Cultural Decision Making

A first-time author learns a lot at an International Festival of Authors. For example, that a hospitality suite exists on the Penthouse Floor of our hotel. It's always open, serving coffee, fruit and biscuits all day. At night, multiple bottles of spirits, wine and beer appear for anyone who cares to relax with a drink. The view is fantastic and the conversation is even better.

One morning last week, I was sitting in the hospitality suite enjoying the morning newspaper with a cup of coffee. A middle-aged man sat down on the sofa opposite me and we began to chat. I asked him about his book and he asked me about mine. I told him about "The Four Walls of My Freedom" and about my family. He leaned forward and told me of his good friend in Washington State - a single mother with twin boys who suffer from a very rare, but catastrophic syndrome. The boys, aged six, are now blind and their physical function is degenerating quickly.

Washington State has a list of fundable conditions and these boys' syndrome isn't on the list. Their mother receives no help at all from government sources.

My new acquaintance mused, "When I'm not being an author, my real job is as a management consultant. In business school, we learned about how young companies grow and change. When a company is small, employees make 'cultural decisions' reached by an informal consensus based on knowledge of all parties concerned and the small business landscape. When businesses grow too large for anyone to have that knowledge, though, cultural decision is replaced by administrative decision making."

"My friend with twin boys", he said, "is a victim of administrative decision making."

I thought about my own experience in trying to persuade school boards, health authorities and social service providers that Nicholas' needs were complicated and compelling. I thought about the myriad of administrative decisions that transformed programmes and policies from helpful to unhelpful.

Over the last three years, I have done a great deal of research on Amartya Sen's Capability Approach. Sen won the Nobel Prize for Economics in 1998, largely for his revolutionary idea that measuring freedom, not money, will tell you about peoples' wellbeing, even those living in extreme poverty. The Capability Approach examines if and how people have the capability to have a life that they value and have reason to value. I felt an epiphany when I first heard about this approach, but I felt that Sen's idea gave tangible meaning in the context of my community and my country to our family experience with disability.

But, the idea of cultural vs administrative decision making may add another layer of understanding.

Was Sen trying to create mass cultural decision making for the world's poorest of the poor? Does the PLAN movement in Canada embody the inclination to dispense with administrative making in the lives of our children with disabilities?

And finally, does the business model once again have something important to teach those of us in the battlefield of everyday life that includes great challenges?

1 comment:

Unknown said...

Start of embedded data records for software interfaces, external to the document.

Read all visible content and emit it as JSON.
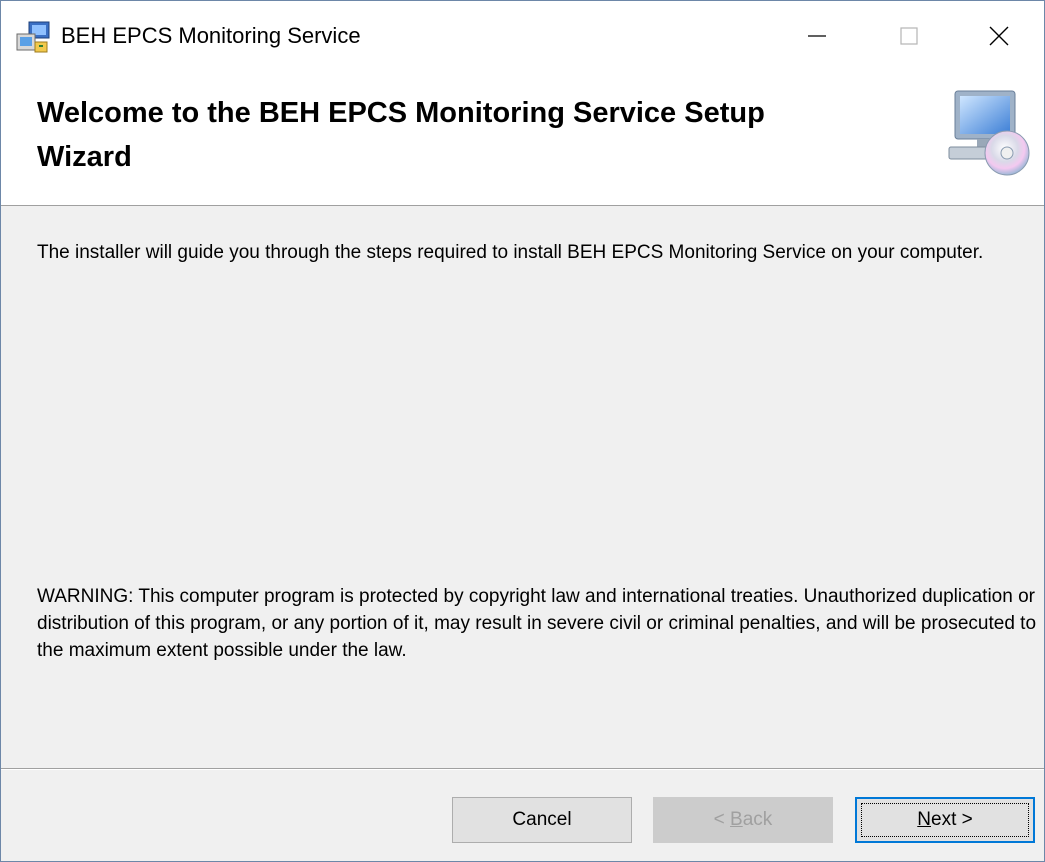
{
  "window": {
    "title": "BEH EPCS Monitoring Service"
  },
  "header": {
    "title": "Welcome to the BEH EPCS Monitoring Service Setup Wizard",
    "image_icon": "computer-cd-icon"
  },
  "body": {
    "intro": "The installer will guide you through the steps required to install BEH EPCS Monitoring Service on your computer.",
    "warning": "WARNING: This computer program is protected by copyright law and international treaties. Unauthorized duplication or distribution of this program, or any portion of it, may result in severe civil or criminal penalties, and will be prosecuted to the maximum extent possible under the law."
  },
  "buttons": {
    "cancel": "Cancel",
    "back_prefix": "< ",
    "back_mnemonic": "B",
    "back_rest": "ack",
    "next_mnemonic": "N",
    "next_rest": "ext >"
  },
  "colors": {
    "accent": "#0078d7",
    "face": "#f0f0f0"
  }
}
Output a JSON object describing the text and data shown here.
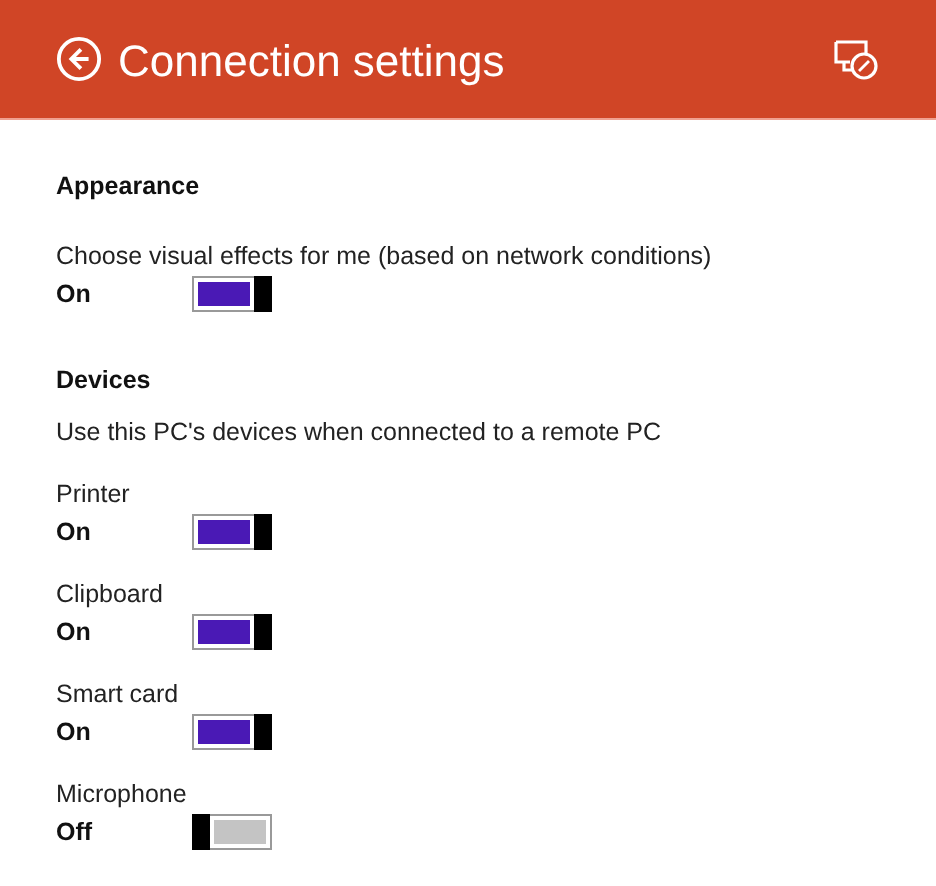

Appreciate the concept of cultural decision making, Donna. One our great challenges is scale useful interventions and supports that typically work because they have a culture that responds and adapts to an individual or family circumstance. In other words how do we "mass produce" supports that work specifically because they are flexible and developed uniquely?